This article shared a 5 part political awareness framework that identifies the skills that public servants need in order to develop political awareness. They are:  

  • Personal skills: self awareness, curiosity about others, openness to change 
  • Interpersonal skills: ability to influence others, negotiating skills, handling conflict to arrive at positive ends 
  • Reading people and situations: understanding the motivations of other individuals and organizations, ability to utilize this information to predict likely outcomes of interactions  
  • Building alignment and alliances: understanding how individuals and organizations with apparently conflicting objectives can work together to achieve goals  
  • Strategic direction and scanning: long term thinking to further the goals of the organization without being distracted by short term problems

Ontario Municipal Social Services Association Political Acuity Workshop 

“This course is specifically designed for public sector leaders and staff who wish to move into leadership roles. Building your political acuity will help you and your team to influence decisions, achieve organizational objectives and deliver results. This one-day course will cultivate your political acuity by developing the skills and knowledge you need to navigate the complex formal and informal systems within your municipality as well as the external political environment.” 

Siegel, D. (2020). Public servants and politics: Developing acuity in local government. Canadian Public Administration 63(4). 

Abstract: “A good relationship between council and senior staff is essential for the successful operation of the municipality. However, the academic treatment of the council-staff relationship has lagged real-world expectations. The purpose of this article is to extend the literature on council-staff relations by identifying the competencies associated with the concept of political acuity needed to maintain this good relationship.

La reussite du fonctionnement d’une municipalite depend essentiellement d’une bonne relation entre le conseil municipal et les hauts fonctionnaires. Cependant, la perception des universitaires concemant la relation entre le conseil et les fonctionnaires est en decalage avec les atientes du monde reel. Cet article vise a elargir la documentation sur les relations entre conseil municipal et fonctionnaires en identifiant les competences associees au concept de perspicacite politique necessaires au maintien de cette bonne relation.”
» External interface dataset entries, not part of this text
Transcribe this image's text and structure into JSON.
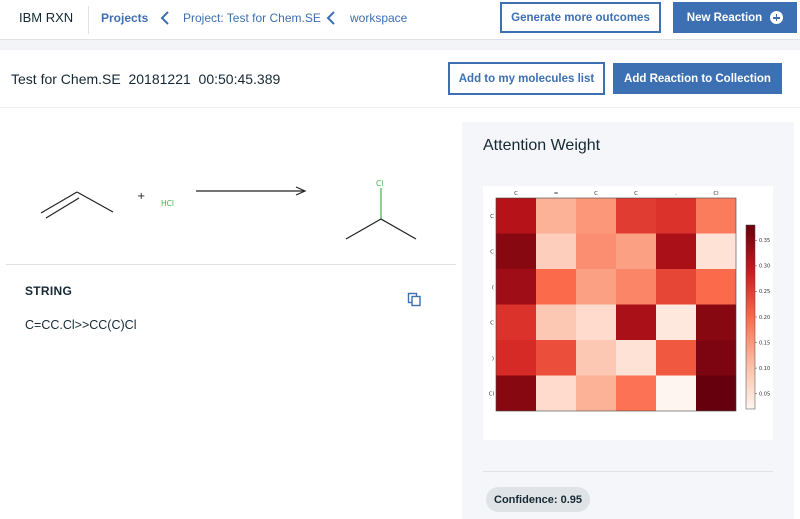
{
  "header": {
    "brand": "IBM RXN",
    "breadcrumbs": [
      "Projects",
      "Project: Test for Chem.SE",
      "workspace"
    ],
    "generate_label": "Generate more outcomes",
    "new_reaction_label": "New Reaction"
  },
  "reaction": {
    "title": "Test for Chem.SE  20181221  00:50:45.389",
    "add_molecules_label": "Add to my molecules list",
    "add_collection_label": "Add Reaction to Collection",
    "plus_sign": "+",
    "reagent_label": "HCl",
    "product_atom_label": "Cl",
    "string_label": "STRING",
    "string_value": "C=CC.Cl>>CC(C)Cl"
  },
  "attention": {
    "title": "Attention Weight",
    "confidence": "Confidence: 0.95"
  },
  "chart_data": {
    "type": "heatmap",
    "title": "",
    "x_labels": [
      "C",
      "=",
      "C",
      "C",
      ".",
      "Cl"
    ],
    "y_labels": [
      "C",
      "C",
      "(",
      "C",
      ")",
      "Cl"
    ],
    "values": [
      [
        0.31,
        0.12,
        0.15,
        0.25,
        0.26,
        0.18
      ],
      [
        0.35,
        0.08,
        0.16,
        0.14,
        0.32,
        0.05
      ],
      [
        0.33,
        0.2,
        0.14,
        0.17,
        0.24,
        0.2
      ],
      [
        0.26,
        0.09,
        0.06,
        0.32,
        0.04,
        0.35
      ],
      [
        0.27,
        0.23,
        0.09,
        0.05,
        0.22,
        0.36
      ],
      [
        0.35,
        0.06,
        0.12,
        0.19,
        0.02,
        0.38
      ]
    ],
    "colorbar_ticks": [
      0.05,
      0.1,
      0.15,
      0.2,
      0.25,
      0.3,
      0.35
    ],
    "vmin": 0.02,
    "vmax": 0.38,
    "colormap": "Reds",
    "grid": false
  },
  "colors": {
    "accent": "#3d70b2",
    "chlorine": "#3ab54a",
    "bond": "#222222"
  }
}
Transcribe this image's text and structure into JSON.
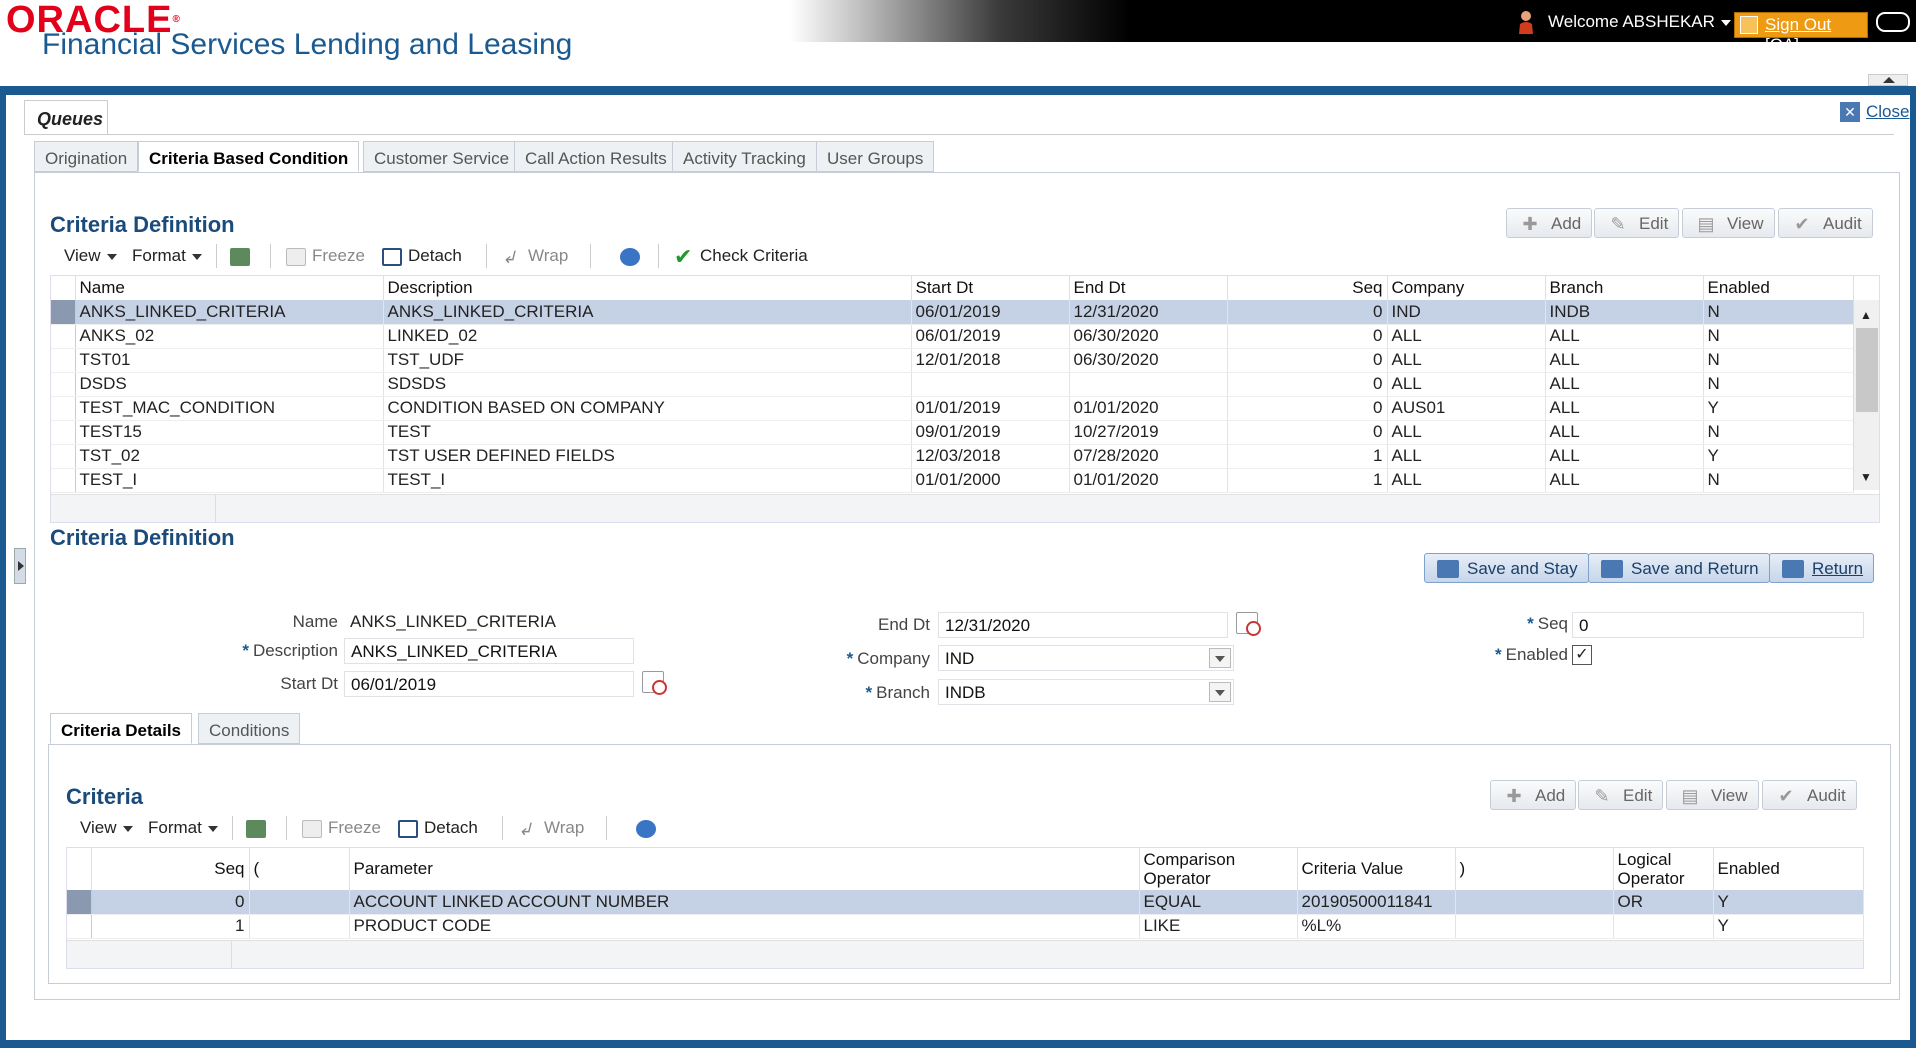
{
  "header": {
    "logo_text": "ORACLE",
    "app_title": "Financial Services Lending and Leasing",
    "welcome": "Welcome ABSHEKAR",
    "sign_out": "Sign Out [QA]"
  },
  "queues_tab": "Queues",
  "close_label": "Close",
  "tabs": [
    "Origination",
    "Criteria Based Condition",
    "Customer Service",
    "Call Action Results",
    "Activity Tracking",
    "User Groups"
  ],
  "active_tab": "Criteria Based Condition",
  "criteria_list": {
    "title": "Criteria Definition",
    "toolbar": {
      "view": "View",
      "format": "Format",
      "freeze": "Freeze",
      "detach": "Detach",
      "wrap": "Wrap",
      "check_criteria": "Check Criteria"
    },
    "buttons": {
      "add": "Add",
      "edit": "Edit",
      "view": "View",
      "audit": "Audit"
    },
    "columns": [
      "Name",
      "Description",
      "Start Dt",
      "End Dt",
      "Seq",
      "Company",
      "Branch",
      "Enabled"
    ],
    "rows": [
      [
        "ANKS_LINKED_CRITERIA",
        "ANKS_LINKED_CRITERIA",
        "06/01/2019",
        "12/31/2020",
        "0",
        "IND",
        "INDB",
        "N"
      ],
      [
        "ANKS_02",
        "LINKED_02",
        "06/01/2019",
        "06/30/2020",
        "0",
        "ALL",
        "ALL",
        "N"
      ],
      [
        "TST01",
        "TST_UDF",
        "12/01/2018",
        "06/30/2020",
        "0",
        "ALL",
        "ALL",
        "N"
      ],
      [
        "DSDS",
        "SDSDS",
        "",
        "",
        "0",
        "ALL",
        "ALL",
        "N"
      ],
      [
        "TEST_MAC_CONDITION",
        "CONDITION BASED ON COMPANY",
        "01/01/2019",
        "01/01/2020",
        "0",
        "AUS01",
        "ALL",
        "Y"
      ],
      [
        "TEST15",
        "TEST",
        "09/01/2019",
        "10/27/2019",
        "0",
        "ALL",
        "ALL",
        "N"
      ],
      [
        "TST_02",
        "TST USER DEFINED FIELDS",
        "12/03/2018",
        "07/28/2020",
        "1",
        "ALL",
        "ALL",
        "Y"
      ],
      [
        "TEST_I",
        "TEST_I",
        "01/01/2000",
        "01/01/2020",
        "1",
        "ALL",
        "ALL",
        "N"
      ]
    ]
  },
  "criteria_form": {
    "title": "Criteria Definition",
    "buttons": {
      "save_stay": "Save and Stay",
      "save_return": "Save and Return",
      "return": "Return"
    },
    "name_label": "Name",
    "name_value": "ANKS_LINKED_CRITERIA",
    "description_label": "Description",
    "description_value": "ANKS_LINKED_CRITERIA",
    "start_label": "Start Dt",
    "start_value": "06/01/2019",
    "end_label": "End Dt",
    "end_value": "12/31/2020",
    "company_label": "Company",
    "company_value": "IND",
    "branch_label": "Branch",
    "branch_value": "INDB",
    "seq_label": "Seq",
    "seq_value": "0",
    "enabled_label": "Enabled",
    "enabled_checked": true,
    "req_mark": "*",
    "check_mark": "✓"
  },
  "sub_tabs": [
    "Criteria Details",
    "Conditions"
  ],
  "criteria_details": {
    "title": "Criteria",
    "toolbar": {
      "view": "View",
      "format": "Format",
      "freeze": "Freeze",
      "detach": "Detach",
      "wrap": "Wrap"
    },
    "buttons": {
      "add": "Add",
      "edit": "Edit",
      "view": "View",
      "audit": "Audit"
    },
    "columns": [
      "Seq",
      "(",
      "Parameter",
      "Comparison Operator",
      "Criteria Value",
      ")",
      "Logical Operator",
      "Enabled"
    ],
    "col_comparison_1": "Comparison",
    "col_comparison_2": "Operator",
    "col_logical_1": "Logical",
    "col_logical_2": "Operator",
    "rows": [
      [
        "0",
        "",
        "ACCOUNT LINKED ACCOUNT NUMBER",
        "EQUAL",
        "20190500011841",
        "",
        "OR",
        "Y"
      ],
      [
        "1",
        "",
        "PRODUCT CODE",
        "LIKE",
        "%L%",
        "",
        "",
        "Y"
      ]
    ]
  }
}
Bella, L. (1986). The politics of preservation: Creating National Parks in Canada, and in the United States, England and Wales. Planning Perspectives, 1(3), 189–206.  
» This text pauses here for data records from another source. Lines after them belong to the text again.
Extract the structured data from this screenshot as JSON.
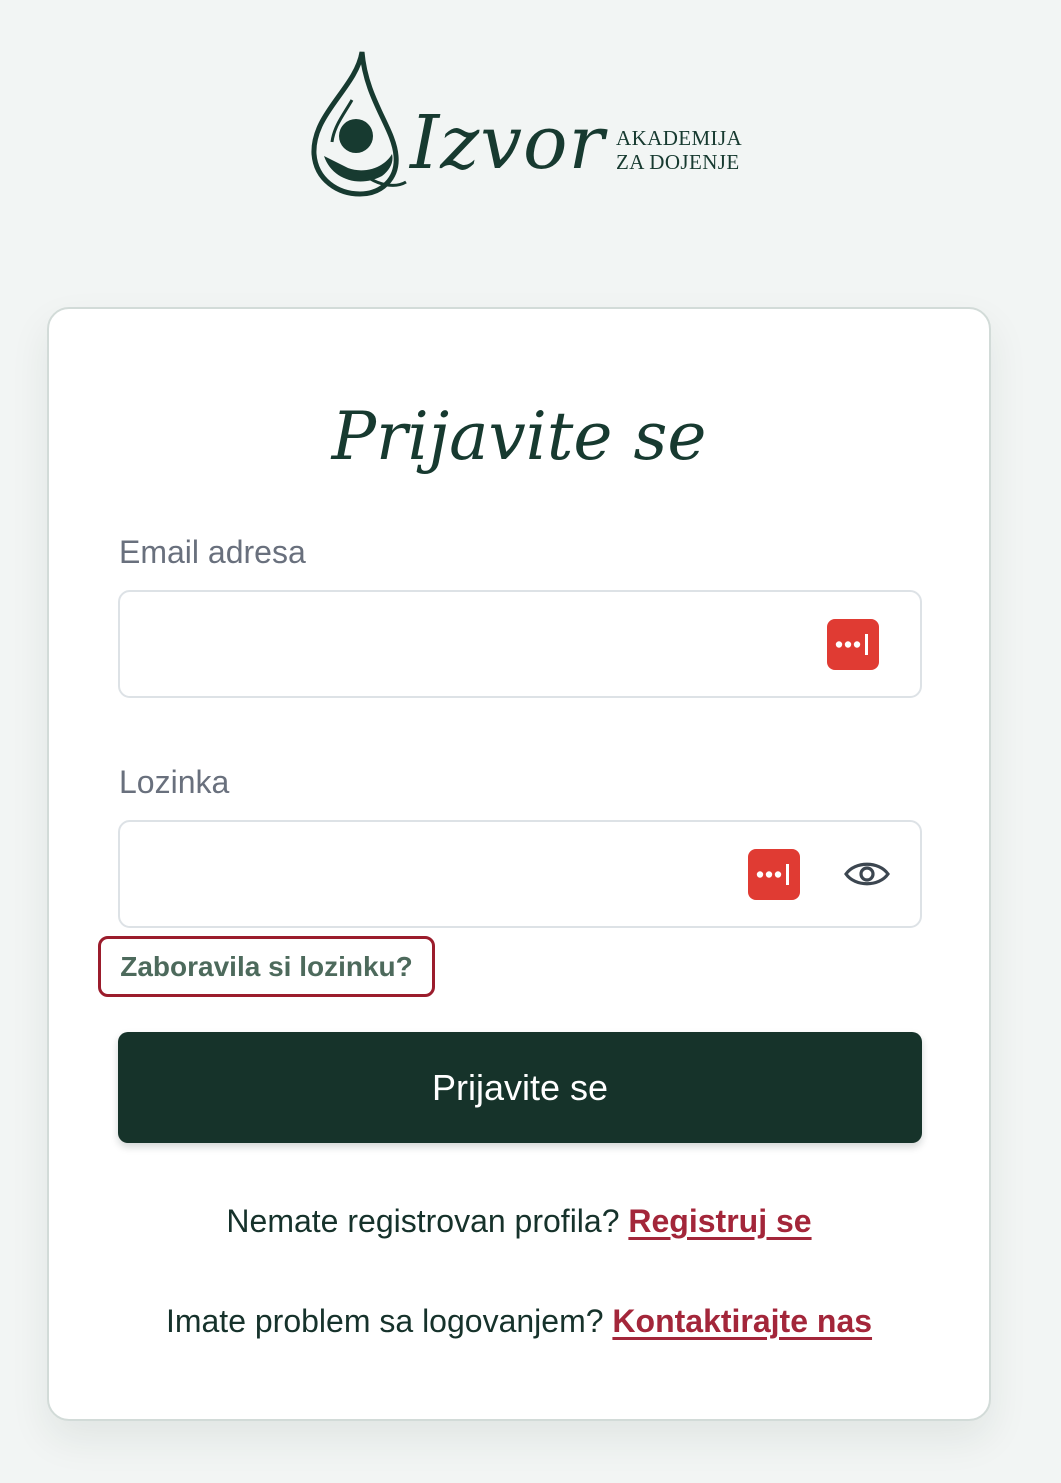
{
  "brand": {
    "wordmark": "Izvor",
    "tagline_line1": "AKADEMIJA",
    "tagline_line2": "ZA DOJENJE",
    "color": "#173a30"
  },
  "login": {
    "title": "Prijavite se",
    "email": {
      "label": "Email adresa",
      "value": "",
      "placeholder": "",
      "password_manager_icon": "password-manager-icon"
    },
    "password": {
      "label": "Lozinka",
      "value": "",
      "placeholder": "",
      "password_manager_icon": "password-manager-icon",
      "visibility_icon": "eye-icon"
    },
    "forgot_link": "Zaboravila si lozinku?",
    "submit_label": "Prijavite se",
    "register_prompt": "Nemate registrovan profila?",
    "register_link": "Registruj se",
    "contact_prompt": "Imate problem sa logovanjem?",
    "contact_link": "Kontaktirajte nas"
  },
  "colors": {
    "primary": "#16332a",
    "link": "#a3263a",
    "password_manager": "#e03b33",
    "focus_outline": "#9b1c2c",
    "background": "#f2f5f4"
  }
}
Botchwey, B. S., & Cunningham, C. (2021). The politicization of Protected Areas Establishment in Canada. FACETS, 6, 1146–1167.  

Hartley, J., & Fletcher, C. (2008). Leading with political awareness: Leadership across diverse interests inside and outside the organisation. Leadership Perspectives, 163–176.  
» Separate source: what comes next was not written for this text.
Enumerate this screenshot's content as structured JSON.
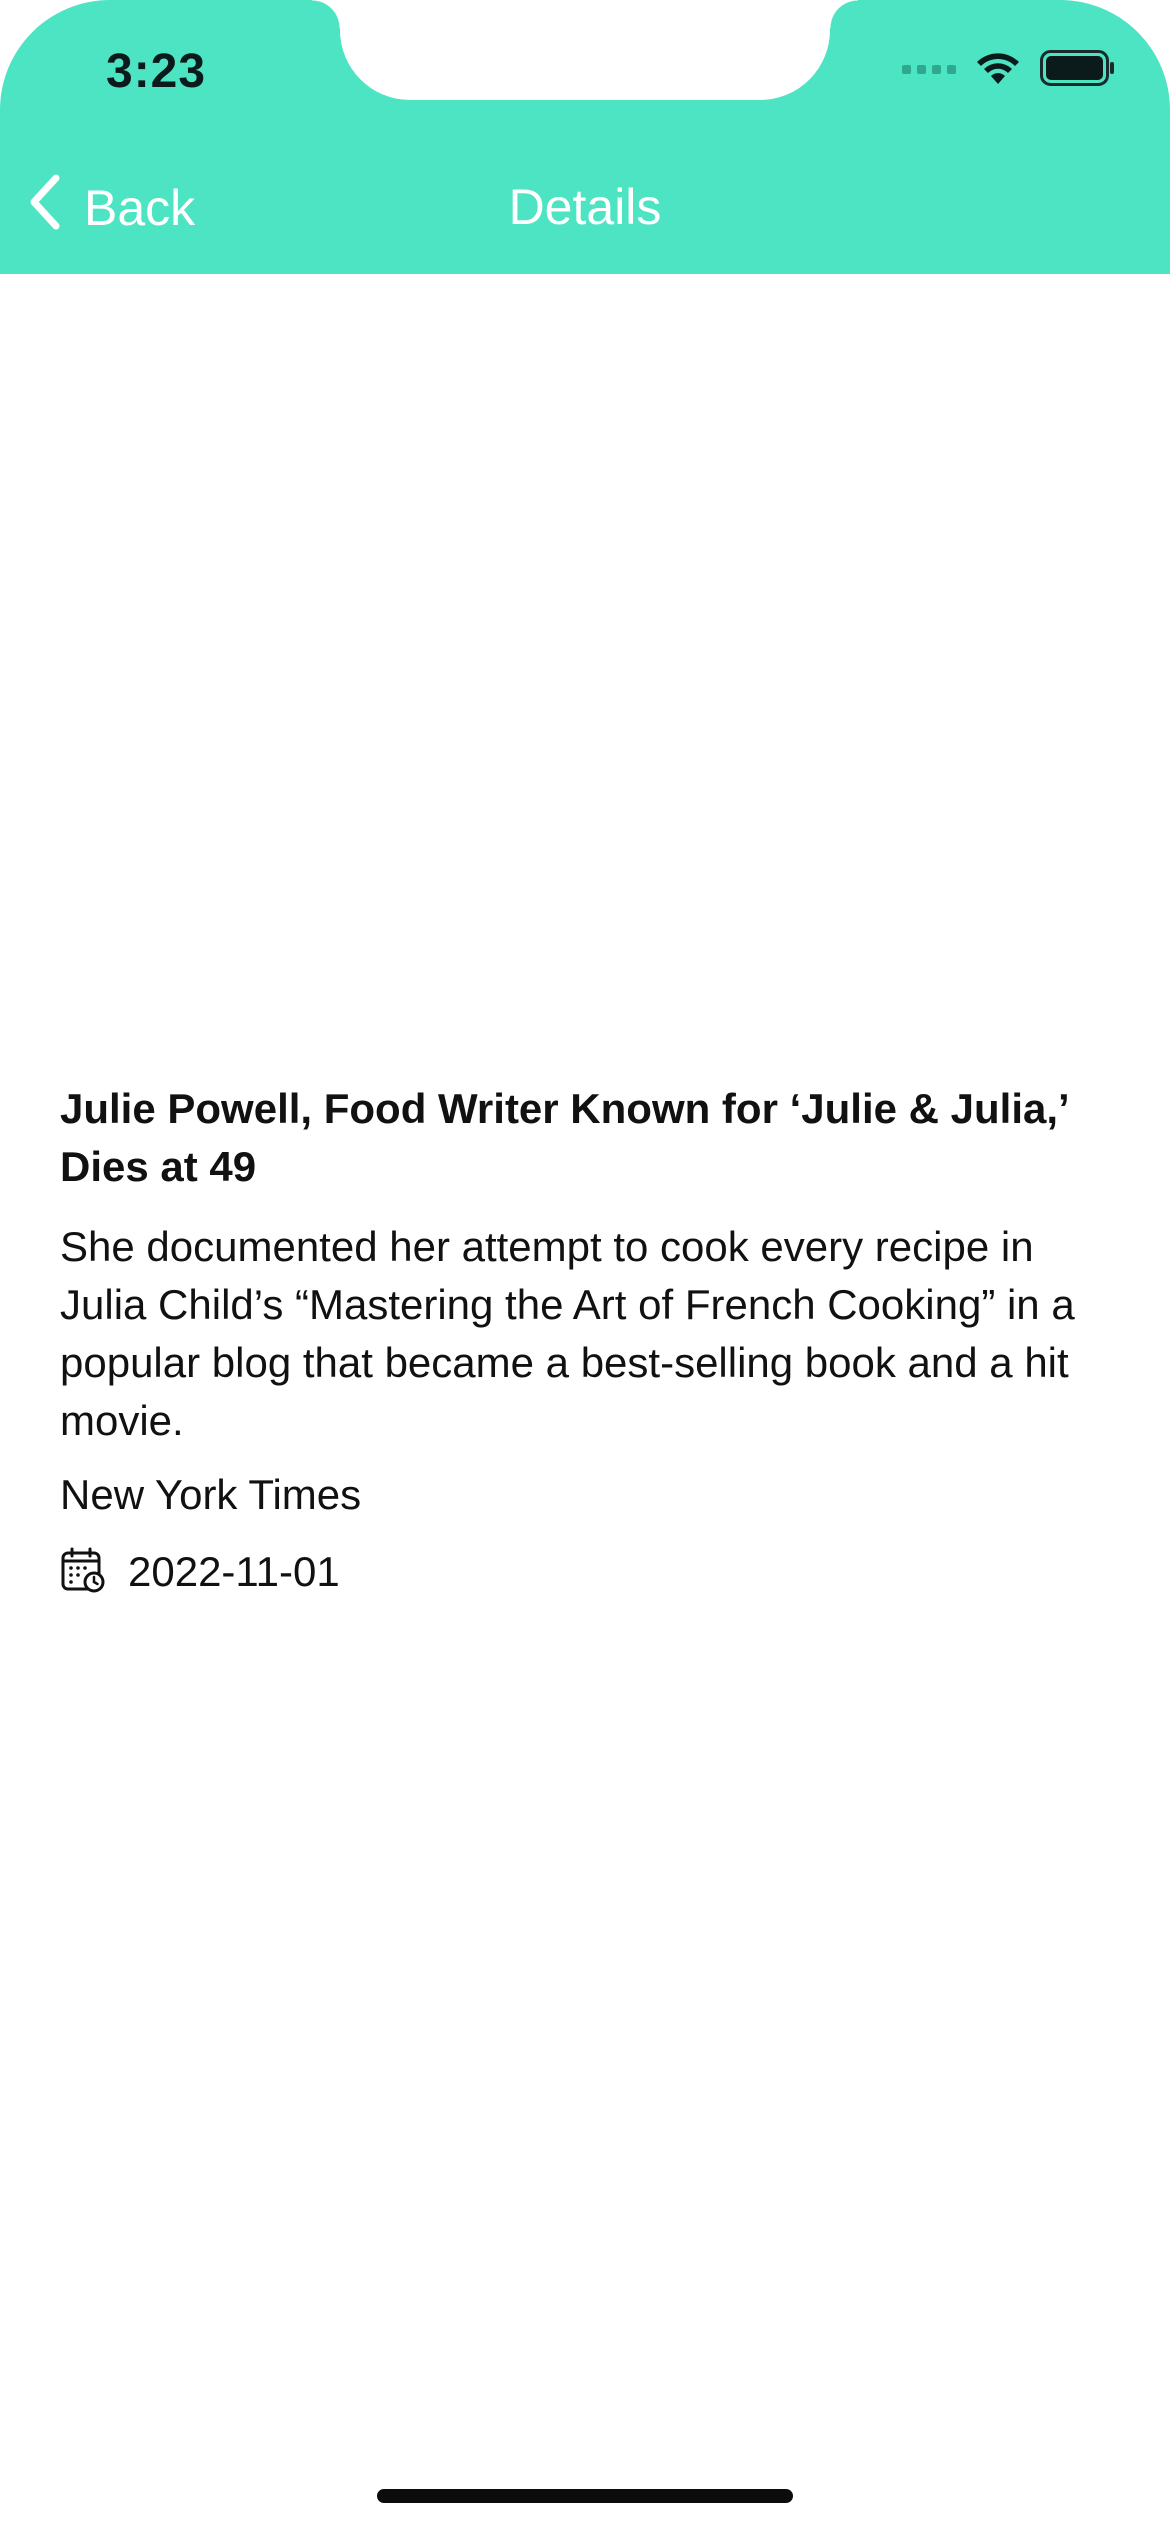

Municipal World. (2018). Political acuity: A guide to managing conflict in the workplace. Youtube. Retrieved from  

Siegel, D. (2020). Public servants and politics: Developing political acuity in local government. Canadian Public Administration, 63(4), 620–639.